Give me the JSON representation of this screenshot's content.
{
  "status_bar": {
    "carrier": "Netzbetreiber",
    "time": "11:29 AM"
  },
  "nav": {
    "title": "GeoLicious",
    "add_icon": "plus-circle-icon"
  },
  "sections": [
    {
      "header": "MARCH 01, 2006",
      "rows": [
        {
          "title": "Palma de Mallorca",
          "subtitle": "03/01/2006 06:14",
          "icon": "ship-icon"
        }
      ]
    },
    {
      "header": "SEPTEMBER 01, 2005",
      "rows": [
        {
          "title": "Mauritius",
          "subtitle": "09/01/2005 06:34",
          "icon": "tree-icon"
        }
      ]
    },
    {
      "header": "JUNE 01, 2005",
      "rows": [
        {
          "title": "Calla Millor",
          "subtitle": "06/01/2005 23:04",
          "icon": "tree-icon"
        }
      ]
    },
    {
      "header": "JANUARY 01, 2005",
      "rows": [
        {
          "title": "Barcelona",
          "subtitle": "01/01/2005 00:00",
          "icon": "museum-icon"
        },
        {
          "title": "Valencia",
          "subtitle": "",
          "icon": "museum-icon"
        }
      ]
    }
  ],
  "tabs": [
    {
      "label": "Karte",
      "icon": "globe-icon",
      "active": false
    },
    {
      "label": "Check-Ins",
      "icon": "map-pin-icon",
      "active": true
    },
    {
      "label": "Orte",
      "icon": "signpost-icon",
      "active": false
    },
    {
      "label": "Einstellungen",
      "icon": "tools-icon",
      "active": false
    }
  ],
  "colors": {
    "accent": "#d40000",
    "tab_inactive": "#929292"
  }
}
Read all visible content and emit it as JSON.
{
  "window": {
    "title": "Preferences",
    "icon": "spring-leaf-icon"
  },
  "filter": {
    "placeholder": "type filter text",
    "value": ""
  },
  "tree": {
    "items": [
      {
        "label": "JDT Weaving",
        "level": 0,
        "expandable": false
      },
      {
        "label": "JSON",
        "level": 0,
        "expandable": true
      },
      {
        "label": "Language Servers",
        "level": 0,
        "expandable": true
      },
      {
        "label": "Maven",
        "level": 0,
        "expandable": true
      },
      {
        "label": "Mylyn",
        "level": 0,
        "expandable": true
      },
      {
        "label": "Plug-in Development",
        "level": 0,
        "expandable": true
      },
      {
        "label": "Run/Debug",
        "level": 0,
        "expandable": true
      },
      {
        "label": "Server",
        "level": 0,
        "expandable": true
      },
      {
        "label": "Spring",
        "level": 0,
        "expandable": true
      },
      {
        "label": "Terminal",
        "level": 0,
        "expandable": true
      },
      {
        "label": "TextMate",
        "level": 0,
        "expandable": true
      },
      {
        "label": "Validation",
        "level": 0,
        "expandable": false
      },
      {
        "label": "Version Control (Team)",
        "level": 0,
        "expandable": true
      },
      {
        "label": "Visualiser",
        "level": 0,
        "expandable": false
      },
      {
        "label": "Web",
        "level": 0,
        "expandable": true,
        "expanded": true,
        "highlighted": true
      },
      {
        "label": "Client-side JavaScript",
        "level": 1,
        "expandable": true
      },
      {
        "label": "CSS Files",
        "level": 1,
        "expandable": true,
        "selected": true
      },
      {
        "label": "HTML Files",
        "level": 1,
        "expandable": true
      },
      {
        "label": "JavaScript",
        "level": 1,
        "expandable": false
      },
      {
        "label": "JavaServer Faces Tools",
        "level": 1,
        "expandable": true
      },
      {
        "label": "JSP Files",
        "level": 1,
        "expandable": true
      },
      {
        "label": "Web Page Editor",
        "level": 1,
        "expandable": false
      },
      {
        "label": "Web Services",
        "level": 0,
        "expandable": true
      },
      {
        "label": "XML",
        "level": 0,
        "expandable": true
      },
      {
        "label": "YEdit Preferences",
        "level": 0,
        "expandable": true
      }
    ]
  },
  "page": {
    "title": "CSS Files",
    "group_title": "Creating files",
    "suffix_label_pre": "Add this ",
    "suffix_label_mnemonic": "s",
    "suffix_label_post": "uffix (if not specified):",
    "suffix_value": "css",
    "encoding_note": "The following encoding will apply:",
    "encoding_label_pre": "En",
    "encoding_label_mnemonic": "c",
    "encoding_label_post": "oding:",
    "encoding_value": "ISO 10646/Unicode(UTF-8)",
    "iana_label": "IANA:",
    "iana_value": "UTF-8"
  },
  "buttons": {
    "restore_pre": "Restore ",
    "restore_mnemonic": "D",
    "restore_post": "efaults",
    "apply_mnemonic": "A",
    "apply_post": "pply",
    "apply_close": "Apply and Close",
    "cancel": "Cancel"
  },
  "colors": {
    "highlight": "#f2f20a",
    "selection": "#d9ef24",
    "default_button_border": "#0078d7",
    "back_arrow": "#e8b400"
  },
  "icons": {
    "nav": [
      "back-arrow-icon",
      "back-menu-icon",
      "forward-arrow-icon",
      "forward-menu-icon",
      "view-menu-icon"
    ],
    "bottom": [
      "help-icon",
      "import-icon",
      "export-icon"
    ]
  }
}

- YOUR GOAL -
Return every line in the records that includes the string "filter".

- COMPLETED EXERCISE -
  "filter": {
    "placeholder": "type filter text",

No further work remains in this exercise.